The data
++++++++
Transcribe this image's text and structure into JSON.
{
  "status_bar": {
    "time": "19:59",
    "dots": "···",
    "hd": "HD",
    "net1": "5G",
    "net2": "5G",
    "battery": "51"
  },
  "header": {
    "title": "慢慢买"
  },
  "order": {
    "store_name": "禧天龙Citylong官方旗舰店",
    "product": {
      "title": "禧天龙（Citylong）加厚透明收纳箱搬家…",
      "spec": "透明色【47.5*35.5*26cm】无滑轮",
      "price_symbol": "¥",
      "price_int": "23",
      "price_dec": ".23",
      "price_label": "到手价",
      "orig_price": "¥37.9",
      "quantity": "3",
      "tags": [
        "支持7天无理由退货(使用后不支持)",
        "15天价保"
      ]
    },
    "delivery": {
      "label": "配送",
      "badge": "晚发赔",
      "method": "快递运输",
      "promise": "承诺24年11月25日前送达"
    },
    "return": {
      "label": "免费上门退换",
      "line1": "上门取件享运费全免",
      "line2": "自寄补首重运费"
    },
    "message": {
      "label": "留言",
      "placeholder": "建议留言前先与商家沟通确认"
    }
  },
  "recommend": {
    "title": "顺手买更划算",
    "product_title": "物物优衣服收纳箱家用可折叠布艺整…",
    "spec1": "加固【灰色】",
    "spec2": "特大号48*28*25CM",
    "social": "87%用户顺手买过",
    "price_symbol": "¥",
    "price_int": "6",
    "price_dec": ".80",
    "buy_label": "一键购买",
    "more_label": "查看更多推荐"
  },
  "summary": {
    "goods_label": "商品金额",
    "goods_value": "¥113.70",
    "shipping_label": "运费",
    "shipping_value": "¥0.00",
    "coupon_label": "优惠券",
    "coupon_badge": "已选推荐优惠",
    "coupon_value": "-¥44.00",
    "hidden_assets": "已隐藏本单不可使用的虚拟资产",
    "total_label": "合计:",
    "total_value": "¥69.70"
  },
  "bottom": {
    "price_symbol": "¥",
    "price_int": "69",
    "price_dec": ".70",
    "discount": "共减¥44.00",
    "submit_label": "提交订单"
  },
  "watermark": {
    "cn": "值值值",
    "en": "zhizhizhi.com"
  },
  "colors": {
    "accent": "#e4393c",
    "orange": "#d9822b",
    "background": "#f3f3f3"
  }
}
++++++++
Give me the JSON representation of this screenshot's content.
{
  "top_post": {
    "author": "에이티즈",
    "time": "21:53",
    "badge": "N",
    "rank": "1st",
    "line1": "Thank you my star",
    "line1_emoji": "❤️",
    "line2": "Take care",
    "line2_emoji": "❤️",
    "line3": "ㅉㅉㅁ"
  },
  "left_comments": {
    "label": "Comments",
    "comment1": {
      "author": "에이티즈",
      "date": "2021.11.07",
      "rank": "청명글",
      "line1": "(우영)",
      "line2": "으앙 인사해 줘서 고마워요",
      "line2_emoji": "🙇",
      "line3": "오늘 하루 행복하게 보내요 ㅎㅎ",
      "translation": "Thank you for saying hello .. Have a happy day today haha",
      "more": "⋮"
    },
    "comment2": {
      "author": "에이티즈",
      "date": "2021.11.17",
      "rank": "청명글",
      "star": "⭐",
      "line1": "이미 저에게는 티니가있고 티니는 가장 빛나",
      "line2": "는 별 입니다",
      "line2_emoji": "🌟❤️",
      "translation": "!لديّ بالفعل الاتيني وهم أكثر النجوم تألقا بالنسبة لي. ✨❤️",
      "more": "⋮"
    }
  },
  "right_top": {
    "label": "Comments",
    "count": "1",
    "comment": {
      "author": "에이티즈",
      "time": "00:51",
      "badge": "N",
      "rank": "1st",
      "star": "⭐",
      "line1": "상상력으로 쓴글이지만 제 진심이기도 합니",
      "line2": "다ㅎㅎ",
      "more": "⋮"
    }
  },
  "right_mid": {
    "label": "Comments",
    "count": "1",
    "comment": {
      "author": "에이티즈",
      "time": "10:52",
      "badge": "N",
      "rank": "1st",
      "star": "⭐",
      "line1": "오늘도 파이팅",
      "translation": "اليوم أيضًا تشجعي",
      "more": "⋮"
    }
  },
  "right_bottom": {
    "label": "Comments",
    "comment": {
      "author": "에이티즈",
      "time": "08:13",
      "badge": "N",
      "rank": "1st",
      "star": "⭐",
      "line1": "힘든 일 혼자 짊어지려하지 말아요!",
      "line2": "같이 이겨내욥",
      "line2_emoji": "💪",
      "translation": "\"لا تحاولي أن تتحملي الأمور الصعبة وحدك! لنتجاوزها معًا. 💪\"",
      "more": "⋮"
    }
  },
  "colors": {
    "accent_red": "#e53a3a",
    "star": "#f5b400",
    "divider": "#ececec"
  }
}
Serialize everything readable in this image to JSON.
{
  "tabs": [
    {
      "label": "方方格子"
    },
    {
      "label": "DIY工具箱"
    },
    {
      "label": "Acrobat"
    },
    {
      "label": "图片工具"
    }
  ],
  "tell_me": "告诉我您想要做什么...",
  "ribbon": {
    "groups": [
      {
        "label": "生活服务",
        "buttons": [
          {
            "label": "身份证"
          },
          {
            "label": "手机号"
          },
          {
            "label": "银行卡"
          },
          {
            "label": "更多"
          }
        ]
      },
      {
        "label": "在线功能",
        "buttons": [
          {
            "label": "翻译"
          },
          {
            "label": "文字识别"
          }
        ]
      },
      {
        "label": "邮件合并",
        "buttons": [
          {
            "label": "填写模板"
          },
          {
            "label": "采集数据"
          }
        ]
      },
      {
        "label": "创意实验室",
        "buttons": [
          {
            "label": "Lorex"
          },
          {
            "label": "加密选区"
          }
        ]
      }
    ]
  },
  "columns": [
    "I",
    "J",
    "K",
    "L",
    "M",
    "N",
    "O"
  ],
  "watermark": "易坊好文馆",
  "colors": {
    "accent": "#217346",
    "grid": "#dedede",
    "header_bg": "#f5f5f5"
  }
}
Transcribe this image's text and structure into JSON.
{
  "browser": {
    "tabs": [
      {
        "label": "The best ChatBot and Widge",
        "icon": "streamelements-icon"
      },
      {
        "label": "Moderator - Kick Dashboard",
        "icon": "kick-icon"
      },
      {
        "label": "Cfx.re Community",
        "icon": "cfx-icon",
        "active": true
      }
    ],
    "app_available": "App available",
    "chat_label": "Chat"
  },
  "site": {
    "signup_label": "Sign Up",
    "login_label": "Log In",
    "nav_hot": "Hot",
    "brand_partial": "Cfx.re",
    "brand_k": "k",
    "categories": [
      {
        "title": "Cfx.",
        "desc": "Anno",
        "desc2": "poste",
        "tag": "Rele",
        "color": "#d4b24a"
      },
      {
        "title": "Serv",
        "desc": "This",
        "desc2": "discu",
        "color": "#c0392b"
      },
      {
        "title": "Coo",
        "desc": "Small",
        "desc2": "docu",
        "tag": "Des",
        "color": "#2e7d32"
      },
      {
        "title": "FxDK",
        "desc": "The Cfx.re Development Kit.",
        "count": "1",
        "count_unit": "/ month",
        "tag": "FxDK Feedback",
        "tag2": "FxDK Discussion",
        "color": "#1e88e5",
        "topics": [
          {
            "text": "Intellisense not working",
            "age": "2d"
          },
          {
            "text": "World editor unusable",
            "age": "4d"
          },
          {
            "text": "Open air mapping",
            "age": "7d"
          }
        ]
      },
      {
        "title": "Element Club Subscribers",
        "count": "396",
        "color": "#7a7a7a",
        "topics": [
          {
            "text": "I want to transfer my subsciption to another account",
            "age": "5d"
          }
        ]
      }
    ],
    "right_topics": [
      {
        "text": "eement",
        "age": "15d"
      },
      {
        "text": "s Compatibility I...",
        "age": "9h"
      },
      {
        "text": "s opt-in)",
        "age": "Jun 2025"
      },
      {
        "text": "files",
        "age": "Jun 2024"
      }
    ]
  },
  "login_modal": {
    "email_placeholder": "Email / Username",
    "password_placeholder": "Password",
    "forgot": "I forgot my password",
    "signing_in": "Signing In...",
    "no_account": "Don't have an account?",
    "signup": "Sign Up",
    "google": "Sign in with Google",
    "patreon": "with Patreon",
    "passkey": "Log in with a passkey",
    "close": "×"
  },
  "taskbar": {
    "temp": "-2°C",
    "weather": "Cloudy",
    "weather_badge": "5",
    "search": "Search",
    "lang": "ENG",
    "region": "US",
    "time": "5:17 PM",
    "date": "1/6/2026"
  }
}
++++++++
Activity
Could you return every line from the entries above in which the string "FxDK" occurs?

Expected output
        "title": "FxDK",
        "tag": "FxDK Feedback",
        "tag2": "FxDK Discussion",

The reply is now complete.